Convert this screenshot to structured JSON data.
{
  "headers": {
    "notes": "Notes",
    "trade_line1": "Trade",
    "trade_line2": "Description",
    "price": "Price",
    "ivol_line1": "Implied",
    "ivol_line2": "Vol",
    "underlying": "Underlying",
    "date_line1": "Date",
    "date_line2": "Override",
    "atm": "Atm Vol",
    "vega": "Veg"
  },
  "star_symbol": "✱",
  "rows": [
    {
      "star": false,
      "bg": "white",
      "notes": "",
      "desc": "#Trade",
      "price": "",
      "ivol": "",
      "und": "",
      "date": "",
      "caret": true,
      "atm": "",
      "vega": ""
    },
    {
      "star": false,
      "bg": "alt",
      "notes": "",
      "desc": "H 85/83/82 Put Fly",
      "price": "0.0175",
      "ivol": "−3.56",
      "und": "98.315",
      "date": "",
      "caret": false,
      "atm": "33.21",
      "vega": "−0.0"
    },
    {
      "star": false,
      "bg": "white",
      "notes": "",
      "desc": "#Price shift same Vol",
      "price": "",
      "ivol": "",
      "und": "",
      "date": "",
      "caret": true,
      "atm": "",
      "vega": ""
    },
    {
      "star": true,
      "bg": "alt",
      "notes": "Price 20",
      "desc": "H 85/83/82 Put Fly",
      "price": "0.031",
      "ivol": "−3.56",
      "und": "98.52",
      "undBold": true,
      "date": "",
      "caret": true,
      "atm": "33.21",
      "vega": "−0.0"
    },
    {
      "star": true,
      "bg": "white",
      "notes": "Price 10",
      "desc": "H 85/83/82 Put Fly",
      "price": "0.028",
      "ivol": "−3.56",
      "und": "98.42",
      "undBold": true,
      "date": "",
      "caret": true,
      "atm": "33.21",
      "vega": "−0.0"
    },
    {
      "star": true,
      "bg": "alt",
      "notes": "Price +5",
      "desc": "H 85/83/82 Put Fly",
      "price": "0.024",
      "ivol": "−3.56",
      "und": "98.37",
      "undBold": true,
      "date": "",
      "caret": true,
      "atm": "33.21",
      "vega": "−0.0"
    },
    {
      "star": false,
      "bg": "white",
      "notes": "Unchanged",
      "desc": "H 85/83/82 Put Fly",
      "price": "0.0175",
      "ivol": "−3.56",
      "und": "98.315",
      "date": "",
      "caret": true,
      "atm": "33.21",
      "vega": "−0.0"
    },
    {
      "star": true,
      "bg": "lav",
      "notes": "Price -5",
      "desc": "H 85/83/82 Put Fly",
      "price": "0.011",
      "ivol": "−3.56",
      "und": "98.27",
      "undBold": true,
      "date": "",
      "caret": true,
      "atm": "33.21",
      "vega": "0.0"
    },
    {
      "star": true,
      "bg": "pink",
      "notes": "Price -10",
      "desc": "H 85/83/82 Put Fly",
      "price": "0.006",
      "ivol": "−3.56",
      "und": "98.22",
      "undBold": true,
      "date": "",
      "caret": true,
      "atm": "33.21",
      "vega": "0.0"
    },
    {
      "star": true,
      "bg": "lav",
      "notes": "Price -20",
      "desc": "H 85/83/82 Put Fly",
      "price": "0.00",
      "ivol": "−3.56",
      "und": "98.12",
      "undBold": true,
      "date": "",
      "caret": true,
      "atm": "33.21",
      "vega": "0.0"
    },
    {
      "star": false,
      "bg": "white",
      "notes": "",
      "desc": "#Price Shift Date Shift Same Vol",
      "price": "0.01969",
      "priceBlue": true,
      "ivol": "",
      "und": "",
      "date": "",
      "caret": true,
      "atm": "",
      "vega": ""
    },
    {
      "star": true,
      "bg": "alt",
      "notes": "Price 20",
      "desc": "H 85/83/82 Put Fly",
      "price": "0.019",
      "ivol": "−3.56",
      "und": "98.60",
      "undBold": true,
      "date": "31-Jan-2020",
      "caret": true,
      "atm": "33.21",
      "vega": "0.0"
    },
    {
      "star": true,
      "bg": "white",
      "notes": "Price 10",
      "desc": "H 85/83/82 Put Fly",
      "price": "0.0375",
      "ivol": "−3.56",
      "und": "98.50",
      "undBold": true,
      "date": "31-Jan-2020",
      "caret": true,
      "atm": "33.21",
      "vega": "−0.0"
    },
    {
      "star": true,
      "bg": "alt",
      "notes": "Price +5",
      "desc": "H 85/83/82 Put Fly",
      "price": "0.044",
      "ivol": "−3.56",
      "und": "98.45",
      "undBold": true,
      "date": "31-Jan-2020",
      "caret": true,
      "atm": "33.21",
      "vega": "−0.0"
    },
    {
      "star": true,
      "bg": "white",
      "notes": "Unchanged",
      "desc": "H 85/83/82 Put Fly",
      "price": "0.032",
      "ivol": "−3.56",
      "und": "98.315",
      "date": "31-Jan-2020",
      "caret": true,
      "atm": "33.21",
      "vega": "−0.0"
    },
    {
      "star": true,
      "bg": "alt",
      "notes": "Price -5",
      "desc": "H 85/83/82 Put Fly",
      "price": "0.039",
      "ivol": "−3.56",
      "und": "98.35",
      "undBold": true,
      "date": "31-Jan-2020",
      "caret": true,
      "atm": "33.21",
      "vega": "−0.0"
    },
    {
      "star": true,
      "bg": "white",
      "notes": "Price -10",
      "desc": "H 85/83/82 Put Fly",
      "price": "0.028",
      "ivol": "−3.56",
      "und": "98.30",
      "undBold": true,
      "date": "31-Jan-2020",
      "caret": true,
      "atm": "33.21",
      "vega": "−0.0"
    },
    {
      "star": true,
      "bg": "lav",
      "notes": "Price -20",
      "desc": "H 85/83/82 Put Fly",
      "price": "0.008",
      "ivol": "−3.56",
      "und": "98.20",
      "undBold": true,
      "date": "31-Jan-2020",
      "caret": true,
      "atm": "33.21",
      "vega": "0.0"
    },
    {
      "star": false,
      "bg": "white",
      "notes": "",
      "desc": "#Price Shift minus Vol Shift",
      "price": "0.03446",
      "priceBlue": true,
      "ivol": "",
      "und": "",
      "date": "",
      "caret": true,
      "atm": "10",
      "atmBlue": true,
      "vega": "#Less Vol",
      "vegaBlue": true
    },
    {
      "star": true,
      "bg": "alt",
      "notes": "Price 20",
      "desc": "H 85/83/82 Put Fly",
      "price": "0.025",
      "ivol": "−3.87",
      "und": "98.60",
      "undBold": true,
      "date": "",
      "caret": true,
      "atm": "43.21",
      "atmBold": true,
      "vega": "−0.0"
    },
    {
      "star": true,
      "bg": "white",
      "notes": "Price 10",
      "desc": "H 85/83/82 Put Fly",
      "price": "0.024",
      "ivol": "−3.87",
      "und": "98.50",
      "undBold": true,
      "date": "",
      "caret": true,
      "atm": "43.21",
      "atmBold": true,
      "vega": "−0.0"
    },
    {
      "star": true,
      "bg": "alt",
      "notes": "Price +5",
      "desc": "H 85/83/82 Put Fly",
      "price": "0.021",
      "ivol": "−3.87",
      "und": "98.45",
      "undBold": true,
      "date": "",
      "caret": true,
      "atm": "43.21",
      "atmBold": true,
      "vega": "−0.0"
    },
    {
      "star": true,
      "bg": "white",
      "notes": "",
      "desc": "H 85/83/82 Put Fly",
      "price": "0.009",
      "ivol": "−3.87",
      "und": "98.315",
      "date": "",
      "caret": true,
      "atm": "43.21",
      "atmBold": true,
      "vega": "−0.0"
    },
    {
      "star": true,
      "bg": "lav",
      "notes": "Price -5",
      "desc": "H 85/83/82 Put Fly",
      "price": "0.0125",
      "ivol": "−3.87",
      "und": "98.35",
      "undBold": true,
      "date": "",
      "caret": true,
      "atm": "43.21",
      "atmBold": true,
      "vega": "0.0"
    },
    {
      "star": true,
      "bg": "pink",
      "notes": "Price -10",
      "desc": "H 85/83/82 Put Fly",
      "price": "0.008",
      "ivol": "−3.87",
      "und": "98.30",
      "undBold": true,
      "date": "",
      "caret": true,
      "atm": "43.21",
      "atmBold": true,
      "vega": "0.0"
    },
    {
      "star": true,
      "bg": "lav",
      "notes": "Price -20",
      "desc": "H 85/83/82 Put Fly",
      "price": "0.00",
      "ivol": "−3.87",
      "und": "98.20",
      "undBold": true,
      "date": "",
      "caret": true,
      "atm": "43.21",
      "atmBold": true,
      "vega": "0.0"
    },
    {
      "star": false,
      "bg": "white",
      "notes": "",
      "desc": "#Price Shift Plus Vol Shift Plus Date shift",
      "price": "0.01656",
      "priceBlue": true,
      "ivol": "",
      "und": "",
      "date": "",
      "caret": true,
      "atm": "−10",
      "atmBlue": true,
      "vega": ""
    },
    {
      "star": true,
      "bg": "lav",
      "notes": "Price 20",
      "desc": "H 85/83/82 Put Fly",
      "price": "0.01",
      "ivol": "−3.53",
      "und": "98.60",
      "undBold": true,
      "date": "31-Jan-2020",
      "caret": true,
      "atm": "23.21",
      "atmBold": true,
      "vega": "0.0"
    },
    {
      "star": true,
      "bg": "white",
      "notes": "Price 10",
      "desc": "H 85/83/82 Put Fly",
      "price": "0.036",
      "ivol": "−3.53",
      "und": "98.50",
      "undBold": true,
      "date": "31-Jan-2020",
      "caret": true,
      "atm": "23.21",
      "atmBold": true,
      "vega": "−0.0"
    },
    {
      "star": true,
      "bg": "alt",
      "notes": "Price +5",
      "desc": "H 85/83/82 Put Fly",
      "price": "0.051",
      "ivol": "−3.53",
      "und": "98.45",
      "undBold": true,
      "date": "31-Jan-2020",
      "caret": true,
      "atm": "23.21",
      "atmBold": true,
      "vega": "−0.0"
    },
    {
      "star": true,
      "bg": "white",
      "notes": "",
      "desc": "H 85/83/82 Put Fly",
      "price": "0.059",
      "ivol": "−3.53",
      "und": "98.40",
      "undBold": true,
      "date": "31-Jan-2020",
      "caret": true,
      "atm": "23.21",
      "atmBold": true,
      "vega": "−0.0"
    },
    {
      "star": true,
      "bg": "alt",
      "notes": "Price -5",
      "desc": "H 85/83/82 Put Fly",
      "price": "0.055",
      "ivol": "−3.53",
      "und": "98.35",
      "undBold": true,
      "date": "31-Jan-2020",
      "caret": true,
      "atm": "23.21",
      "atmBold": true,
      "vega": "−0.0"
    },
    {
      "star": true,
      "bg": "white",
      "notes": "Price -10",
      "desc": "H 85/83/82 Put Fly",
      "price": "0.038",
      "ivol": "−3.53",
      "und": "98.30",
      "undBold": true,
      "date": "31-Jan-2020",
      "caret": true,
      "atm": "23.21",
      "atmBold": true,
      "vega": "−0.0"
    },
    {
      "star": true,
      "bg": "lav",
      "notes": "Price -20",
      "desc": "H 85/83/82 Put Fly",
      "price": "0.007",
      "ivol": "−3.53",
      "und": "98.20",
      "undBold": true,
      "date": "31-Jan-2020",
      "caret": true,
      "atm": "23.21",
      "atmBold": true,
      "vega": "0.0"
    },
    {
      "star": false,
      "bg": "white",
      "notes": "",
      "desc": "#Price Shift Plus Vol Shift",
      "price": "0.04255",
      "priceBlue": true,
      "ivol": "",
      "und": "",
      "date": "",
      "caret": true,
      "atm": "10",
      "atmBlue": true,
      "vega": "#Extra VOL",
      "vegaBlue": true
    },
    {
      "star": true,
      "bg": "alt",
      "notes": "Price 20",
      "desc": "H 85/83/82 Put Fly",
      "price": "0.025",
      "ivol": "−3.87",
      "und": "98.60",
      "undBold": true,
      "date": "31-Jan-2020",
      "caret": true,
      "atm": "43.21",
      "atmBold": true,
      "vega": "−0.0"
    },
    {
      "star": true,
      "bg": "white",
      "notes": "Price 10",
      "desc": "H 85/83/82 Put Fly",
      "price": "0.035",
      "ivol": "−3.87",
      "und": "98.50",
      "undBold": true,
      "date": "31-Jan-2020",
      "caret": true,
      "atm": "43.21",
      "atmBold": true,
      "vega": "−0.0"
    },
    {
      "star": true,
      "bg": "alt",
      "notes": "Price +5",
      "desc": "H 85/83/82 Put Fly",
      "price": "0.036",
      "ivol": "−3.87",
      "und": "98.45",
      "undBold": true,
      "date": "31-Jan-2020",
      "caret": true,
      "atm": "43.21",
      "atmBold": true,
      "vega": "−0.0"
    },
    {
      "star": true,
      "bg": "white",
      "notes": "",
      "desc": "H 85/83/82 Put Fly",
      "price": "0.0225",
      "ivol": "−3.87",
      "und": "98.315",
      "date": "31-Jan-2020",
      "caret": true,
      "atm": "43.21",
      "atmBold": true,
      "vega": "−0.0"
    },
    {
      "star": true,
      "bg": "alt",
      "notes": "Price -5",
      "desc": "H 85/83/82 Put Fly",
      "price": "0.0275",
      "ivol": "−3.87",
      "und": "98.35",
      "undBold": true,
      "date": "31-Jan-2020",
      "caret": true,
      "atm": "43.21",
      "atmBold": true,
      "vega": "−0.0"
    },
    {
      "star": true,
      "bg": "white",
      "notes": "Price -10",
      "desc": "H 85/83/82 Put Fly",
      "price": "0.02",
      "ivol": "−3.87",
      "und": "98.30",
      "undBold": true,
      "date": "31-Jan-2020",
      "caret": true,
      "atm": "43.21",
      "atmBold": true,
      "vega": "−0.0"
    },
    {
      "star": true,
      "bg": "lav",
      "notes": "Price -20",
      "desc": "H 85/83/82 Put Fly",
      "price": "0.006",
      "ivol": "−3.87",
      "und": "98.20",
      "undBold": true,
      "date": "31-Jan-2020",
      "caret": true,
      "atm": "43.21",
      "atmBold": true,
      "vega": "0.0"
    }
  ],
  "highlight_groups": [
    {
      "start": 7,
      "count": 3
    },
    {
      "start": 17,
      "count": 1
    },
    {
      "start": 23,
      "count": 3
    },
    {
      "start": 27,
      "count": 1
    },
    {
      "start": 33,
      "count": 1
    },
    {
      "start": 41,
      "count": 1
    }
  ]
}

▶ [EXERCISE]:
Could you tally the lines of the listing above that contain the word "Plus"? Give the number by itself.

▶ [COMPLETED TASK]:
2